● Action item
Search the data for the string "рублей" and copy each line where it turns up.

***** Input for this task *****

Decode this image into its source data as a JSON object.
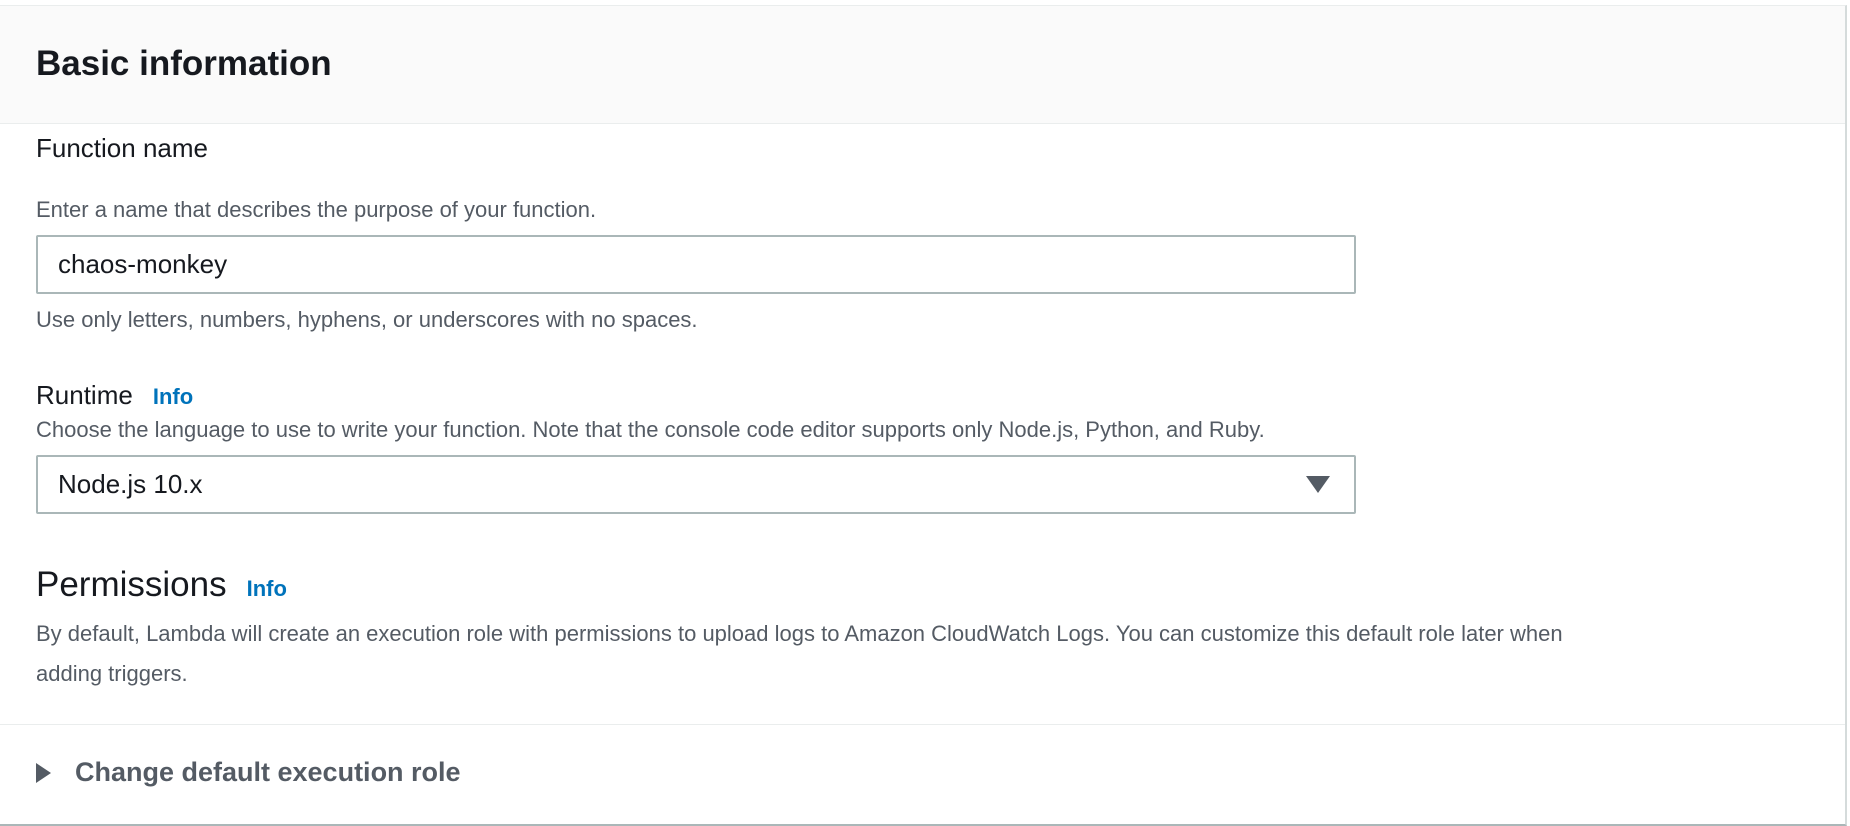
{
  "header": {
    "title": "Basic information"
  },
  "function_name": {
    "label": "Function name",
    "description": "Enter a name that describes the purpose of your function.",
    "value": "chaos-monkey",
    "hint": "Use only letters, numbers, hyphens, or underscores with no spaces."
  },
  "runtime": {
    "label": "Runtime",
    "info": "Info",
    "description": "Choose the language to use to write your function. Note that the console code editor supports only Node.js, Python, and Ruby.",
    "selected": "Node.js 10.x",
    "caret_icon": "caret-down-icon"
  },
  "permissions": {
    "title": "Permissions",
    "info": "Info",
    "description_line1": "By default, Lambda will create an execution role with permissions to upload logs to Amazon CloudWatch Logs. You can customize this default role later when",
    "description_line2": "adding triggers."
  },
  "expander": {
    "label": "Change default execution role",
    "icon": "caret-right-icon"
  },
  "colors": {
    "info_link": "#0073bb",
    "header_bg": "#fafafa",
    "text_primary": "#16191f",
    "text_secondary": "#545b64",
    "border": "#aab7b8"
  }
}
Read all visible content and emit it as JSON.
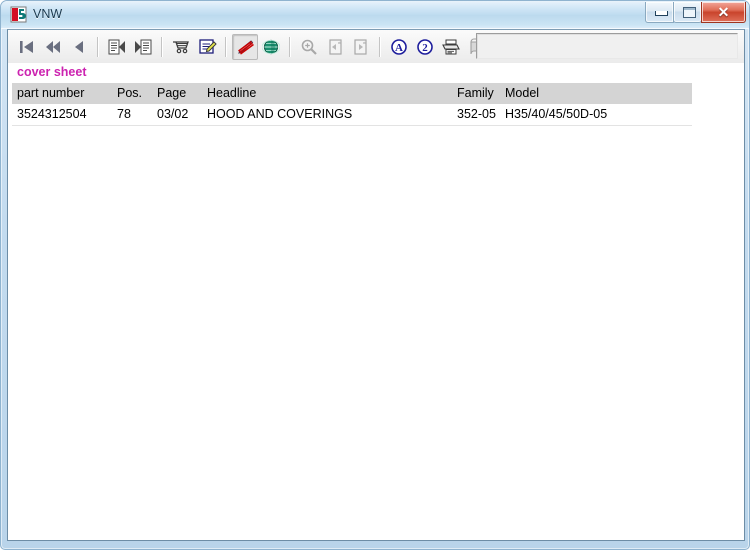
{
  "window": {
    "title": "VNW",
    "icon": "app-logo-icon",
    "controls": [
      {
        "name": "minimize",
        "glyph": "minimize-icon"
      },
      {
        "name": "maximize",
        "glyph": "maximize-icon"
      },
      {
        "name": "close",
        "glyph": "close-icon",
        "label": "✕",
        "color": "#c9442c"
      }
    ]
  },
  "toolbar": {
    "buttons": [
      {
        "name": "go-to-first-icon",
        "kind": "nav-first",
        "state": "enabled"
      },
      {
        "name": "rewind-icon",
        "kind": "nav-rewind",
        "state": "enabled"
      },
      {
        "name": "previous-icon",
        "kind": "nav-prev",
        "state": "enabled"
      },
      {
        "name": "document-previous-icon",
        "kind": "doc-prev",
        "state": "enabled"
      },
      {
        "name": "document-next-icon",
        "kind": "doc-next",
        "state": "enabled"
      },
      {
        "name": "shopping-cart-icon",
        "kind": "cart",
        "state": "enabled"
      },
      {
        "name": "edit-note-icon",
        "kind": "edit-note",
        "state": "enabled"
      },
      {
        "name": "pen-strikethrough-icon",
        "kind": "pen-off",
        "state": "pressed"
      },
      {
        "name": "globe-icon",
        "kind": "globe",
        "state": "enabled"
      },
      {
        "name": "zoom-search-icon",
        "kind": "magnifier",
        "state": "disabled"
      },
      {
        "name": "page-left-icon",
        "kind": "page-left",
        "state": "disabled"
      },
      {
        "name": "page-right-icon",
        "kind": "page-right",
        "state": "disabled"
      },
      {
        "name": "circled-a-icon",
        "kind": "circle-a",
        "state": "enabled"
      },
      {
        "name": "circled-2-icon",
        "kind": "circle-2",
        "state": "enabled"
      },
      {
        "name": "print-icon",
        "kind": "printer",
        "state": "enabled"
      },
      {
        "name": "catalog-book-icon",
        "kind": "book",
        "state": "disabled"
      },
      {
        "name": "stop-icon",
        "kind": "stop-square",
        "state": "enabled"
      }
    ],
    "field_value": ""
  },
  "content": {
    "section_label": "cover sheet",
    "table": {
      "columns": [
        {
          "key": "part_number",
          "label": "part number"
        },
        {
          "key": "pos",
          "label": "Pos."
        },
        {
          "key": "page",
          "label": "Page"
        },
        {
          "key": "headline",
          "label": "Headline"
        },
        {
          "key": "family",
          "label": "Family"
        },
        {
          "key": "model",
          "label": "Model"
        }
      ],
      "rows": [
        {
          "part_number": "3524312504",
          "pos": "78",
          "page": "03/02",
          "headline": "HOOD AND COVERINGS",
          "family": "352-05",
          "model": "H35/40/45/50D-05"
        }
      ]
    }
  },
  "colors": {
    "section_label": "#cc23b0",
    "link": "#2b2bc4",
    "header_bg": "#d4d4d4",
    "title_gradient_top": "#e9f3fb",
    "title_gradient_bottom": "#dfeefa",
    "close_button": "#c9442c"
  }
}
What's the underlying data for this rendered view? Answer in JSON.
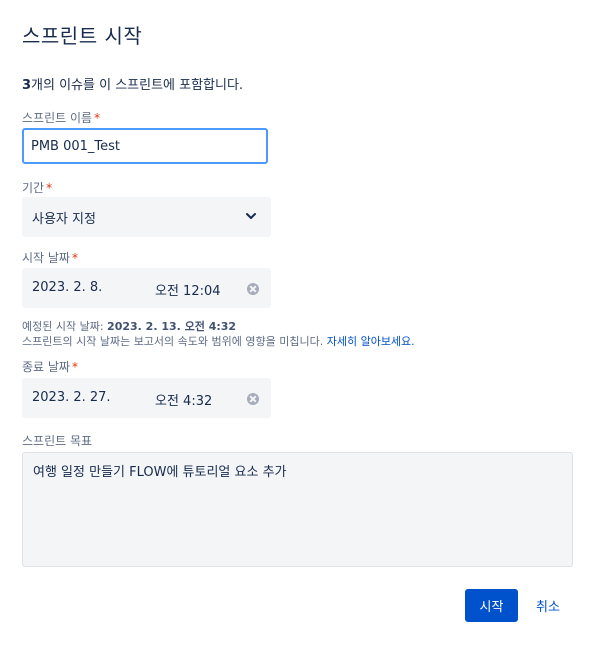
{
  "dialog": {
    "title": "스프린트 시작",
    "summary": {
      "count": "3",
      "text": "개의 이슈를 이 스프린트에 포함합니다."
    }
  },
  "sprint_name": {
    "label": "스프린트 이름",
    "value": "PMB 001_Test"
  },
  "duration": {
    "label": "기간",
    "selected": "사용자 지정"
  },
  "start_date": {
    "label": "시작 날짜",
    "date": "2023. 2. 8.",
    "time": "오전 12:04"
  },
  "start_help": {
    "line1_prefix": "예정된 시작 날짜: ",
    "line1_value": "2023. 2. 13. 오전 4:32",
    "line2_text": "스프린트의 시작 날짜는 보고서의 속도와 범위에 영향을 미칩니다. ",
    "line2_link": "자세히 알아보세요."
  },
  "end_date": {
    "label": "종료 날짜",
    "date": "2023. 2. 27.",
    "time": "오전 4:32"
  },
  "goal": {
    "label": "스프린트 목표",
    "value": "여행 일정 만들기 FLOW에 튜토리얼 요소 추가"
  },
  "buttons": {
    "start": "시작",
    "cancel": "취소"
  },
  "required_marker": "*",
  "colors": {
    "primary": "#0052cc",
    "focus": "#4c9aff",
    "required": "#de350b",
    "field_bg": "#f4f5f7"
  }
}
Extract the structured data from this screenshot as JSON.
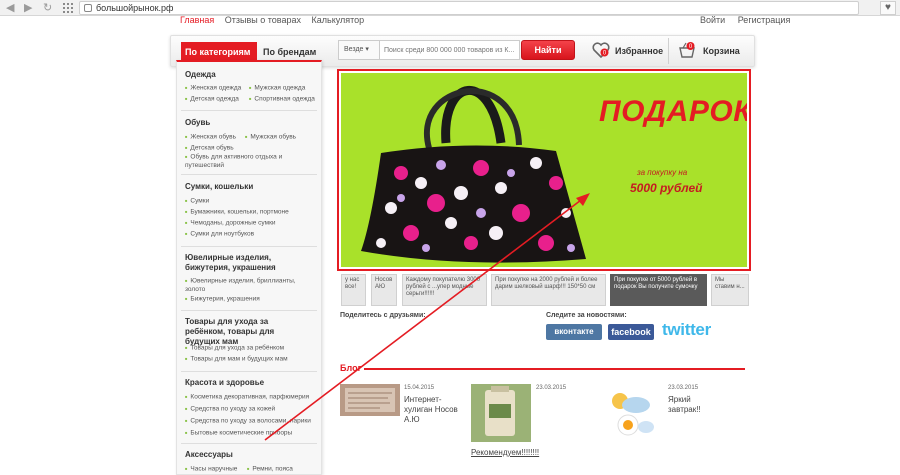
{
  "browser": {
    "url": "большойрынок.рф"
  },
  "top_links": [
    "Главная",
    "Отзывы о товарах",
    "Калькулятор"
  ],
  "user_links": [
    "Войти",
    "Регистрация"
  ],
  "header": {
    "tab_categories": "По категориям ▾",
    "tab_brands": "По брендам",
    "search_scope": "Везде ▾",
    "search_placeholder": "Поиск среди 800 000 000 товаров из К...",
    "search_button": "Найти",
    "favorites_label": "Избранное",
    "favorites_count": "0",
    "cart_label": "Корзина",
    "cart_count": "0"
  },
  "sidebar": [
    {
      "title": "Одежда",
      "items": [
        "Женская одежда",
        "Мужская одежда",
        "Детская одежда",
        "Спортивная одежда"
      ]
    },
    {
      "title": "Обувь",
      "items": [
        "Женская обувь",
        "Мужская обувь",
        "Детская обувь",
        "Обувь для активного отдыха и путешествий"
      ]
    },
    {
      "title": "Сумки, кошельки",
      "items": [
        "Сумки",
        "Бумажники, кошельки, портмоне",
        "Чемоданы, дорожные сумки",
        "Сумки для ноутбуков"
      ]
    },
    {
      "title": "Ювелирные изделия, бижутерия, украшения",
      "items": [
        "Ювелирные изделия, бриллианты, золото",
        "Бижутерия, украшения"
      ]
    },
    {
      "title": "Товары для ухода за ребёнком, товары для будущих мам",
      "items": [
        "Товары для ухода за ребёнком",
        "Товары для мам и будущих мам"
      ]
    },
    {
      "title": "Красота и здоровье",
      "items": [
        "Косметика декоративная, парфюмерия",
        "Средства по уходу за кожей",
        "Средства по уходу за волосами, парики",
        "Бытовые косметические приборы"
      ]
    },
    {
      "title": "Аксессуары",
      "items": [
        "Часы наручные",
        "Ремни, пояса"
      ]
    }
  ],
  "banner": {
    "title": "ПОДАРОК",
    "subtitle": "за покупку на",
    "price": "5000 рублей"
  },
  "thumbs": [
    {
      "text": "у нас все!"
    },
    {
      "text": "Носов АЮ"
    },
    {
      "text": "Каждому покупателю 3000 рублей с ...упер модные серьги!!!!!!"
    },
    {
      "text": "При покупке на 2000 рублей и более дарим шелковый шарф!!! 150*50 см"
    },
    {
      "text": "При покупке от 5000 рублей в подарок Вы получите сумочку"
    },
    {
      "text": "Мы ставим н..."
    }
  ],
  "social": {
    "share_label": "Поделитесь с друзьями:",
    "follow_label": "Следите за новостями:",
    "vk": "вконтакте",
    "facebook": "facebook",
    "twitter": "twitter"
  },
  "blog": {
    "title": "Блог",
    "posts": [
      {
        "date": "15.04.2015",
        "title": "Интернет-хулиган Носов А.Ю"
      },
      {
        "date": "23.03.2015",
        "title": "Рекомендуем!!!!!!!!"
      },
      {
        "date": "23.03.2015",
        "title": "Яркий завтрак!!"
      }
    ]
  },
  "colors": {
    "brand_red": "#e41c23",
    "banner_green": "#a9e12a"
  }
}
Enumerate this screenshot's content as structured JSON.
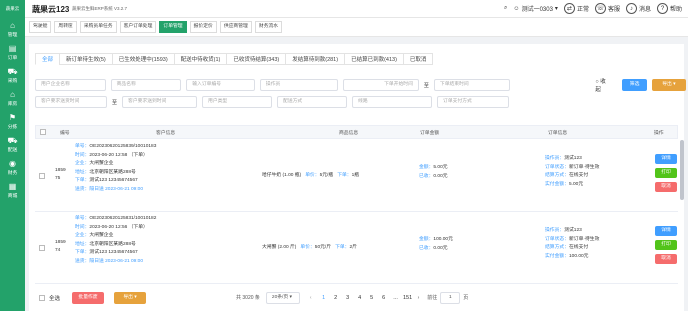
{
  "app": {
    "logo": "蔬果云",
    "name": "蔬果云123",
    "subtitle": "蔬果云生鲜ERP系统  V3.2.7"
  },
  "topbar": {
    "search": "",
    "user": "测试一0303",
    "status": "正常",
    "service": "客服",
    "messages": "消息",
    "help": "帮助"
  },
  "sidebar": [
    {
      "label": "管理",
      "icon": "⌂"
    },
    {
      "label": "订单",
      "icon": "▤"
    },
    {
      "label": "采购",
      "icon": "⛟"
    },
    {
      "label": "库房",
      "icon": "⌂"
    },
    {
      "label": "分拣",
      "icon": "⚑"
    },
    {
      "label": "配送",
      "icon": "⛟"
    },
    {
      "label": "财务",
      "icon": "◉"
    },
    {
      "label": "商城",
      "icon": "▦"
    }
  ],
  "page_tabs": [
    "驾驶舱",
    "周转筐",
    "采购员单任务",
    "客户订单处理",
    "订单管理",
    "报价定价",
    "供应商管理",
    "财务流水"
  ],
  "active_page_tab": "订单管理",
  "status_tabs": [
    "全部",
    "新订单待生效(5)",
    "已生效处理中(1593)",
    "配送中待收货(1)",
    "已收货待结算(343)",
    "发结算待到款(281)",
    "已结算已到款(413)",
    "已取消"
  ],
  "filters": {
    "row1": [
      "用户企业名称",
      "商品名称",
      "输入订单编号",
      "操作员",
      "下单开始时间",
      "下单结束时间"
    ],
    "row2": [
      "客户要求送货时间",
      "客户要求送到时间",
      "用户类型",
      "配送方式",
      "线路",
      "订单支付方式"
    ],
    "to": "至",
    "collapse": "收起",
    "search_btn": "筛选",
    "export_btn": "导出"
  },
  "table_headers": [
    "编号",
    "客户信息",
    "商品信息",
    "订单金额",
    "订单信息",
    "操作"
  ],
  "labels": {
    "order_no": "单号：",
    "time": "时间：",
    "company": "企业：",
    "address": "地址：",
    "buyer": "下单：",
    "deliver": "送货：",
    "goods_price": "单价：",
    "goods_qty": "下单：",
    "amount": "金额：",
    "paid": "已收：",
    "operator": "操作员：",
    "state": "订单状态：",
    "pay": "结算方式：",
    "actual": "实付金额："
  },
  "rows": [
    {
      "id": "1859 75",
      "order_no": "OE20230620125839/10010183",
      "time": "2023-06-20 12:58 （下单）",
      "company": "大闸蟹企业",
      "address": "北京朝阳区某路288号",
      "buyer": "测试123 12345674567",
      "deliver": "隔日送 2023-06-21 09:00",
      "goods_name": "哈仔牛奶 (1.00 瓶)",
      "goods_price": "5元/瓶",
      "goods_qty": "1瓶",
      "amount": "5.00元",
      "paid": "0.00元",
      "operator": "测试123",
      "state": "新订单·待生效",
      "pay": "在线支付",
      "actual": "5.00元",
      "ops": [
        "详情",
        "打印",
        "取消"
      ]
    },
    {
      "id": "1859 74",
      "order_no": "OE20230620125831/10010182",
      "time": "2023-06-20 12:56 （下单）",
      "company": "大闸蟹企业",
      "address": "北京朝阳区某路288号",
      "buyer": "测试123 12345674567",
      "deliver": "隔日送 2023-06-21 09:00",
      "goods_name": "大闸蟹 (2.00 斤)",
      "goods_price": "50元/斤",
      "goods_qty": "2斤",
      "amount": "100.00元",
      "paid": "0.00元",
      "operator": "测试123",
      "state": "新订单·待生效",
      "pay": "在线支付",
      "actual": "100.00元",
      "ops": [
        "详情",
        "打印",
        "取消"
      ]
    }
  ],
  "footer": {
    "select_all": "全选",
    "batch_btn": "批量作废",
    "export_btn": "导出",
    "total": "共 3020 条",
    "page_size": "20条/页",
    "pages": [
      "1",
      "2",
      "3",
      "4",
      "5",
      "6",
      "...",
      "151"
    ],
    "goto": "前往",
    "goto_page": "1",
    "page_unit": "页"
  },
  "colors": {
    "brand": "#23a26a",
    "primary": "#409eff",
    "success": "#52c41a",
    "danger": "#f56c6c",
    "warning": "#e6a23c"
  }
}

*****

● Response
    "price": "5000 рублей"
      "text": "Каждому покупателю 3000 рублей с ...упер модные серьги!!!!!!"
      "text": "При покупке на 2000 рублей и более дарим шелковый шарф!!! 150*50 см"
      "text": "При покупке от 5000 рублей в подарок Вы получите сумочку"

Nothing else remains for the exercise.